Please report every line from the material that contains the word "шрифта".
** Task input follows **
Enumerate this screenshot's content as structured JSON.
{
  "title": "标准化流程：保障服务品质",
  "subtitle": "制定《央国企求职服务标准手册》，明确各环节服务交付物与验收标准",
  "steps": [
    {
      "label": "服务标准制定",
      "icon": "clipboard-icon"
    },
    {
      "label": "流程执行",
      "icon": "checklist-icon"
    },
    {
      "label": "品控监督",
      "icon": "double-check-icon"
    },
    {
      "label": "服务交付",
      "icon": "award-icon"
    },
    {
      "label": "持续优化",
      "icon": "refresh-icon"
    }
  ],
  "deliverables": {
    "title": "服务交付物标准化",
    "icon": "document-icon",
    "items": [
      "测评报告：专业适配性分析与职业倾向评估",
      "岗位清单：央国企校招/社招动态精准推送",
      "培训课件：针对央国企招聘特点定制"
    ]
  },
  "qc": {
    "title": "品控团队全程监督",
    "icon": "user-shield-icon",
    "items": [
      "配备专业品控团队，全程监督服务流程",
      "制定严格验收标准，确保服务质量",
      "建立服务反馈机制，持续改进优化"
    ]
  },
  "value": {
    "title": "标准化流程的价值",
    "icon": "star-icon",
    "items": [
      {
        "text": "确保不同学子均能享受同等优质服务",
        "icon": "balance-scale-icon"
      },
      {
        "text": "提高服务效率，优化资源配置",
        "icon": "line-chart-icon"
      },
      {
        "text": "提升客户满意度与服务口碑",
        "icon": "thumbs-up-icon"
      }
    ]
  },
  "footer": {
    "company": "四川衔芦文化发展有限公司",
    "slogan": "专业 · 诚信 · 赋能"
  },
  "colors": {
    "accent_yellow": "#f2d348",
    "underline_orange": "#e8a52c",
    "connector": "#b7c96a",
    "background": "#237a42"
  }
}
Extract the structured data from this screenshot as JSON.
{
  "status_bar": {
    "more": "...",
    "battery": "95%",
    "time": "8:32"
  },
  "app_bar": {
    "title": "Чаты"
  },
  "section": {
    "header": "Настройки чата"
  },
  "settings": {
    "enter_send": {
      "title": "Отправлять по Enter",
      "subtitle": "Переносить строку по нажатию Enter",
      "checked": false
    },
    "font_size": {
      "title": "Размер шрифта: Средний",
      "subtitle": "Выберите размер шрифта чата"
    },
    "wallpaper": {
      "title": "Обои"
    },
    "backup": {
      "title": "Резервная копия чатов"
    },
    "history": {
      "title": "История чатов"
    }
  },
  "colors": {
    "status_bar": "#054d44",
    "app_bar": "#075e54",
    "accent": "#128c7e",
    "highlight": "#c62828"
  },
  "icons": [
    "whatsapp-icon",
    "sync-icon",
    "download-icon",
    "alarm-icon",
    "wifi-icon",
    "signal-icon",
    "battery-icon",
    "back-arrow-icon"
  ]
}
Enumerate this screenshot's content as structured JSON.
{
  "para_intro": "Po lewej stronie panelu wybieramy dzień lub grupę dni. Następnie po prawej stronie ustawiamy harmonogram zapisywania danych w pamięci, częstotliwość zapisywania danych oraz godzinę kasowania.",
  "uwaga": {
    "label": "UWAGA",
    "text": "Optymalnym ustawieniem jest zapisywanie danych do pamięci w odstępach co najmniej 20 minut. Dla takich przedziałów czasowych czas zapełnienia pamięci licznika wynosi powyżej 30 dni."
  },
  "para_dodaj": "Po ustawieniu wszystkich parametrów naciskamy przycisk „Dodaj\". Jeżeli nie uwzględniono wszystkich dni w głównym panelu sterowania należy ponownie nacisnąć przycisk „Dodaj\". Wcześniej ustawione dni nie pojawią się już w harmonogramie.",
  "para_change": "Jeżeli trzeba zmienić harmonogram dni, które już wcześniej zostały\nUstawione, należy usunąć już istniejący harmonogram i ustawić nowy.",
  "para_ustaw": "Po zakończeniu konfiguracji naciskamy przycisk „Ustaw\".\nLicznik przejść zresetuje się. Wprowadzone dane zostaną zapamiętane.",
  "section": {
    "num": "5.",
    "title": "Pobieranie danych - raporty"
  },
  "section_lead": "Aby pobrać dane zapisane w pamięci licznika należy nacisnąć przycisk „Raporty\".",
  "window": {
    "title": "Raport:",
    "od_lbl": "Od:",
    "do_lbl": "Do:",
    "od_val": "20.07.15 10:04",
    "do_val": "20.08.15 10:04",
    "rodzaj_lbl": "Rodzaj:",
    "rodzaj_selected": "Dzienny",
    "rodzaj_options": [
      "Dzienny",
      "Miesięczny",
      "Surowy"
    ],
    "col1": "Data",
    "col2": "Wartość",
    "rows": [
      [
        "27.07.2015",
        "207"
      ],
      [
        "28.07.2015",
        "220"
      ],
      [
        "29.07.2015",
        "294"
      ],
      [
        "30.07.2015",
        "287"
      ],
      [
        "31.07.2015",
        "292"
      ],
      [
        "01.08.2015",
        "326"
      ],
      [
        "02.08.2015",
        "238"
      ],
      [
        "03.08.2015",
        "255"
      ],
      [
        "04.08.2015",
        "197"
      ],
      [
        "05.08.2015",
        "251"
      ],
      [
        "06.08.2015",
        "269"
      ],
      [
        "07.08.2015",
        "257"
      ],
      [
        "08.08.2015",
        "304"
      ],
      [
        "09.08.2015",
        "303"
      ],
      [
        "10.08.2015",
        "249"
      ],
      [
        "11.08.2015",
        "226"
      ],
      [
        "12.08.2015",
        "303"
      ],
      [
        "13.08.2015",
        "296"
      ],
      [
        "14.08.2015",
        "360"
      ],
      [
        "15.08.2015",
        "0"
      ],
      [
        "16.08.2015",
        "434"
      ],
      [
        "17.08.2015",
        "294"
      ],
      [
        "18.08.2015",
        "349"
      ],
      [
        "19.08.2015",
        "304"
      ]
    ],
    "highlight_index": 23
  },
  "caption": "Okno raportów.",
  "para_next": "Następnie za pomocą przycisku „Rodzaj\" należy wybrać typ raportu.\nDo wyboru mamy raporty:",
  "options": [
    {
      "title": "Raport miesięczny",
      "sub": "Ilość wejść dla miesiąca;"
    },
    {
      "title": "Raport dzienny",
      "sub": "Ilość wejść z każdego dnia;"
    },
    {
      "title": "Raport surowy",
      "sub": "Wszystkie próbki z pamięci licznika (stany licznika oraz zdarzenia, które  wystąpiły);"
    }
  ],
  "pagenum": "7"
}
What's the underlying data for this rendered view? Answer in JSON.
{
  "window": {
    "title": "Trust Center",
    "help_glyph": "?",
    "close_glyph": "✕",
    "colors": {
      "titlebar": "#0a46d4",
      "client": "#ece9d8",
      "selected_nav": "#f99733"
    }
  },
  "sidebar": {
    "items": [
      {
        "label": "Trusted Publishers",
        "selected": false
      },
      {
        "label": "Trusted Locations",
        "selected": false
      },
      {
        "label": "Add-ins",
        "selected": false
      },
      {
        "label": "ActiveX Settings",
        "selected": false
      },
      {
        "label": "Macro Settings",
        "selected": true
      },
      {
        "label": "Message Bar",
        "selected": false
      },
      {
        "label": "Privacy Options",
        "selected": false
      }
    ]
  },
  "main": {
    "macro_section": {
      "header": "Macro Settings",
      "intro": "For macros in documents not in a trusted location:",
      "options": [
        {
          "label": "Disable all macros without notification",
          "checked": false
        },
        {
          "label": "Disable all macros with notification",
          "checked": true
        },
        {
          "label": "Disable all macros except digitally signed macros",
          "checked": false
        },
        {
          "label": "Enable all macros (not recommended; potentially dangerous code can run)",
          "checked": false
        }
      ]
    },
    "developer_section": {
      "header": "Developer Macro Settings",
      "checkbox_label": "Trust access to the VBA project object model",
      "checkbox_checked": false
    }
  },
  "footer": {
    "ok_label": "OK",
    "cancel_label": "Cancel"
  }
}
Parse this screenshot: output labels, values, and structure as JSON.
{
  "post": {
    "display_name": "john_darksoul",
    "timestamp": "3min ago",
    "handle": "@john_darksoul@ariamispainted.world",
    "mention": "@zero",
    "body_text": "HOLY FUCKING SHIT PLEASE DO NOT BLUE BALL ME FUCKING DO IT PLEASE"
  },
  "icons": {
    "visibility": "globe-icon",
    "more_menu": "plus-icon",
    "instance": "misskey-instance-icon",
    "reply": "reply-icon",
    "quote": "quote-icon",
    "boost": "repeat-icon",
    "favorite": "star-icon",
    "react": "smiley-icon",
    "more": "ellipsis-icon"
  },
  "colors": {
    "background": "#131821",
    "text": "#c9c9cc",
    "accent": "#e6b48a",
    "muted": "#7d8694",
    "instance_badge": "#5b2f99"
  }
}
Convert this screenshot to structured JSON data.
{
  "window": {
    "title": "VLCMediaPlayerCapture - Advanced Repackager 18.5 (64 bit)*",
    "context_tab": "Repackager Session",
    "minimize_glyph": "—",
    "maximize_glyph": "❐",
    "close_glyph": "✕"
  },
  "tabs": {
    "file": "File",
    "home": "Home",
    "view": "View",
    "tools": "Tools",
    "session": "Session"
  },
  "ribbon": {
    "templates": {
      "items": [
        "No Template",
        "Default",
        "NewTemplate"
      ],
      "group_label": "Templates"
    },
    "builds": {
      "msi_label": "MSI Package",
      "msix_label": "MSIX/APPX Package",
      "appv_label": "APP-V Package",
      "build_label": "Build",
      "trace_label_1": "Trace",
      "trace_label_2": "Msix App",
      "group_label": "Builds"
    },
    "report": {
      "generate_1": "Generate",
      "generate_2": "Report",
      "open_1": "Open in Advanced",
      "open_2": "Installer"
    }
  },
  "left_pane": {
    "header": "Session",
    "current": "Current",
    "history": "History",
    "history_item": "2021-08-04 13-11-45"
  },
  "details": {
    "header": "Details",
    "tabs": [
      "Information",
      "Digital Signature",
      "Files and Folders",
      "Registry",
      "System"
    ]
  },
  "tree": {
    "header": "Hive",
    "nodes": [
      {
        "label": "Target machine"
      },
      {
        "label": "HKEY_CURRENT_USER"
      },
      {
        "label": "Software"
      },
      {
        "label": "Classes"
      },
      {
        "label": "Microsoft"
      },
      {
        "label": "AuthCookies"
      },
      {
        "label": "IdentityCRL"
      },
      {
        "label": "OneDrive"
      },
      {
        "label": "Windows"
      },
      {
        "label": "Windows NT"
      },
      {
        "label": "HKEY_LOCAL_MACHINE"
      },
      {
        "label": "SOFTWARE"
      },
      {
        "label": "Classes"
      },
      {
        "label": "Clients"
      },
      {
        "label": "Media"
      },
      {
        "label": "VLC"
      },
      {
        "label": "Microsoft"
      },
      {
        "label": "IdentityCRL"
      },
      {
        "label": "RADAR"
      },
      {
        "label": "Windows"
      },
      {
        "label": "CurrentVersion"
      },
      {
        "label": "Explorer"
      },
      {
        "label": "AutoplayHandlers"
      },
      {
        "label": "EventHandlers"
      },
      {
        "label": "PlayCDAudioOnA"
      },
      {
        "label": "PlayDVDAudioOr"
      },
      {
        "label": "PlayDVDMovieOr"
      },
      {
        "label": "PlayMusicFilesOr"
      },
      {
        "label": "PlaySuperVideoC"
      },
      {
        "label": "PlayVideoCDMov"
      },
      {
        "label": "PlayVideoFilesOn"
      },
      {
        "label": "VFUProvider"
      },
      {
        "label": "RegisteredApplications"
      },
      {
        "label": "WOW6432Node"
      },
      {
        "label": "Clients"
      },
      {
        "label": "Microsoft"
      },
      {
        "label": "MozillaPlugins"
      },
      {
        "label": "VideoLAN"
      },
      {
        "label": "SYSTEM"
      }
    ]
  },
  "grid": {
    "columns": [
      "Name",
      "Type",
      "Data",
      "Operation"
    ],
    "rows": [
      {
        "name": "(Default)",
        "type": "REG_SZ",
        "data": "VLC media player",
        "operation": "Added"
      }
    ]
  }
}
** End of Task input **
Result of the exercise
      "title": "Размер шрифта: Средний",
      "subtitle": "Выберите размер шрифта чата"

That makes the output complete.